→ **ASSIGNED TASK**
Lines with the word "highlighted" are the ones wanted. Copy each of them from the entries below.
START EXERCISE INPUTS
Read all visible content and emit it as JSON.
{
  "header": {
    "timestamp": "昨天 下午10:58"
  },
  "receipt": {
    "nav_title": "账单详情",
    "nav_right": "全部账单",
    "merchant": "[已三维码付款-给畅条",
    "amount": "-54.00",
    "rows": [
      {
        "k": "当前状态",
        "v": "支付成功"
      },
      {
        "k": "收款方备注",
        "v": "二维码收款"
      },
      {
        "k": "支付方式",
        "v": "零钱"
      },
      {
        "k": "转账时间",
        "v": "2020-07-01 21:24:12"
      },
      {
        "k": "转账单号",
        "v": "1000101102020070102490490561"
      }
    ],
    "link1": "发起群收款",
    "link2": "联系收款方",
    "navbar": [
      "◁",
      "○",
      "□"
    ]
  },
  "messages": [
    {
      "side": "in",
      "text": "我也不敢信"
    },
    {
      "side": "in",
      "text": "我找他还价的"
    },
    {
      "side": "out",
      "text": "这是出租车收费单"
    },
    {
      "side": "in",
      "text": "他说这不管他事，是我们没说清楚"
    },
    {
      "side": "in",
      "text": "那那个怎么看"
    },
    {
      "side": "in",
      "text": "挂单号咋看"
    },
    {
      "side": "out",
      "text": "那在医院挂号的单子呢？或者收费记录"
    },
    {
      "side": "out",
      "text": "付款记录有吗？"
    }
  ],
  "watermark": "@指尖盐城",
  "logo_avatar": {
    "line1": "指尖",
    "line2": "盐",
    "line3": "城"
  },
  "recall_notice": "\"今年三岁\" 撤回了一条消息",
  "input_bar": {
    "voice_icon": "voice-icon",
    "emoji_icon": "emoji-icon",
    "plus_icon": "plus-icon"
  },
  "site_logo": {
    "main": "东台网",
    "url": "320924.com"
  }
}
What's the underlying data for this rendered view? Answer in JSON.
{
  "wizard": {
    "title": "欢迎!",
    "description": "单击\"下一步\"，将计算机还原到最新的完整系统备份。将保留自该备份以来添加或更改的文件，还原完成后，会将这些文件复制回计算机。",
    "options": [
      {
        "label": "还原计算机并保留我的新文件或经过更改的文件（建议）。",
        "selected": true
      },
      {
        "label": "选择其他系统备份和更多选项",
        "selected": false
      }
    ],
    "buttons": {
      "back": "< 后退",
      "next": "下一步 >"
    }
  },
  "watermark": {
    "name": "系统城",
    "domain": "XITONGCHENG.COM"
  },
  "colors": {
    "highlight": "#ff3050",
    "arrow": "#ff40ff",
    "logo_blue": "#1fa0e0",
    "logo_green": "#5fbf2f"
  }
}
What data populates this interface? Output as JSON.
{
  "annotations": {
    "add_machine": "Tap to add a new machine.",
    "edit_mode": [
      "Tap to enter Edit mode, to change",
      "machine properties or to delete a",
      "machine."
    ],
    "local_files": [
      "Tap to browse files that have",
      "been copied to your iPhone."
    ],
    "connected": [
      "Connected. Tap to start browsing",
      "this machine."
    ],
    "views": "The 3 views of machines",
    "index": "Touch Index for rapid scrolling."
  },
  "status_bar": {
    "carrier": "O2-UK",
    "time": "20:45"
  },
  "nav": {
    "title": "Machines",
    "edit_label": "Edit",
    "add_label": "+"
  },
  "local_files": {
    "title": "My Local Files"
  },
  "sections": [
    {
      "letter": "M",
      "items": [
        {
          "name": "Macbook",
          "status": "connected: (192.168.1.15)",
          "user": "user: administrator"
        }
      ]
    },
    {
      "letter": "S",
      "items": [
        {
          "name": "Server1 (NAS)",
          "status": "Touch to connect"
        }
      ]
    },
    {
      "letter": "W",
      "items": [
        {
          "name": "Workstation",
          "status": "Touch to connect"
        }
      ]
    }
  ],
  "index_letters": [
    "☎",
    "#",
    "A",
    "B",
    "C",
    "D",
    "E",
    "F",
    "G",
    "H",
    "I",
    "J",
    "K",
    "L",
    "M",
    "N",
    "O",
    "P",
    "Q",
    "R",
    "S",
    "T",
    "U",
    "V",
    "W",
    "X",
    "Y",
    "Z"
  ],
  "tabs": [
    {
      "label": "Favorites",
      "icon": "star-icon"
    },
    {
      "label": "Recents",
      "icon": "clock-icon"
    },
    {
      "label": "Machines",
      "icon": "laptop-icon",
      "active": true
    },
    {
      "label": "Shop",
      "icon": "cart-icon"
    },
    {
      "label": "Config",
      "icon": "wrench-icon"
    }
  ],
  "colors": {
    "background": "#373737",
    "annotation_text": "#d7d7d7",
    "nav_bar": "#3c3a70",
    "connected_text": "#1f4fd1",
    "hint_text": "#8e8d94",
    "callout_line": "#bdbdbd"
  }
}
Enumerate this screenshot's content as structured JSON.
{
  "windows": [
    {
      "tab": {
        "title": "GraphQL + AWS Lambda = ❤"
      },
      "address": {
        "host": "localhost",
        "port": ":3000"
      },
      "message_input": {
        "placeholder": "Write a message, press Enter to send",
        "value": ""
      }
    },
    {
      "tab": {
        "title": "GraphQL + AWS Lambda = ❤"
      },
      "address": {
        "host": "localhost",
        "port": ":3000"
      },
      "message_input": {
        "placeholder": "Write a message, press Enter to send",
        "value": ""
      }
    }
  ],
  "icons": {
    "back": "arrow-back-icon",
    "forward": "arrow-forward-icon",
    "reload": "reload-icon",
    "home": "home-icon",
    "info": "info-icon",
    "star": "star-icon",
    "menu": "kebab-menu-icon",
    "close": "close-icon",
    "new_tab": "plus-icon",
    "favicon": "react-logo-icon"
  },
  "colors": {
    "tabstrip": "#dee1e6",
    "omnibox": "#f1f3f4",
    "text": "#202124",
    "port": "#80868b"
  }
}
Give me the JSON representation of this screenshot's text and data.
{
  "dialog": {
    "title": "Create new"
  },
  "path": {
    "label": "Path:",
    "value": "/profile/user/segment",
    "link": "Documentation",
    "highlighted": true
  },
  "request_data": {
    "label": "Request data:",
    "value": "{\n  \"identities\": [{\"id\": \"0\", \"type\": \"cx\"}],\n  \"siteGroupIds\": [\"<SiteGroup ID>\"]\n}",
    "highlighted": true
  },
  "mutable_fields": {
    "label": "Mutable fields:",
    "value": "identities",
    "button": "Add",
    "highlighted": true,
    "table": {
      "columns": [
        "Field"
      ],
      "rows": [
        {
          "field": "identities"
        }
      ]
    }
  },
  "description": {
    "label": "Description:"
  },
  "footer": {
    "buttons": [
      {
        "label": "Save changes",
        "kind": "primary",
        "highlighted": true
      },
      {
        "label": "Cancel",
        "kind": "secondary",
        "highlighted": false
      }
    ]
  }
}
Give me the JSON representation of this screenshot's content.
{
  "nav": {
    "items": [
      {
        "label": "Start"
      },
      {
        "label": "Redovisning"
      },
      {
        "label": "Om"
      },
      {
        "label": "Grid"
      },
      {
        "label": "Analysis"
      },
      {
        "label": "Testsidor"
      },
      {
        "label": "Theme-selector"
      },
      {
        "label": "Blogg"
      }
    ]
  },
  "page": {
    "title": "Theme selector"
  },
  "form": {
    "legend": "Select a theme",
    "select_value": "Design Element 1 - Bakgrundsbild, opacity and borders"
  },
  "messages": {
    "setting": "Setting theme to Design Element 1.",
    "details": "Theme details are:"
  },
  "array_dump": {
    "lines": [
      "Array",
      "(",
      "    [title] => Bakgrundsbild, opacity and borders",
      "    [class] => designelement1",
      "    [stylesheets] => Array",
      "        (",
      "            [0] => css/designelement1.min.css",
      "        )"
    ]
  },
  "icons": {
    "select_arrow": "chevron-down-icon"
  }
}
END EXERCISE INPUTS
→ **YOUR SOLUTION**
    "highlighted": true
    "highlighted": true
    "highlighted": true,
        "highlighted": true
        "highlighted": false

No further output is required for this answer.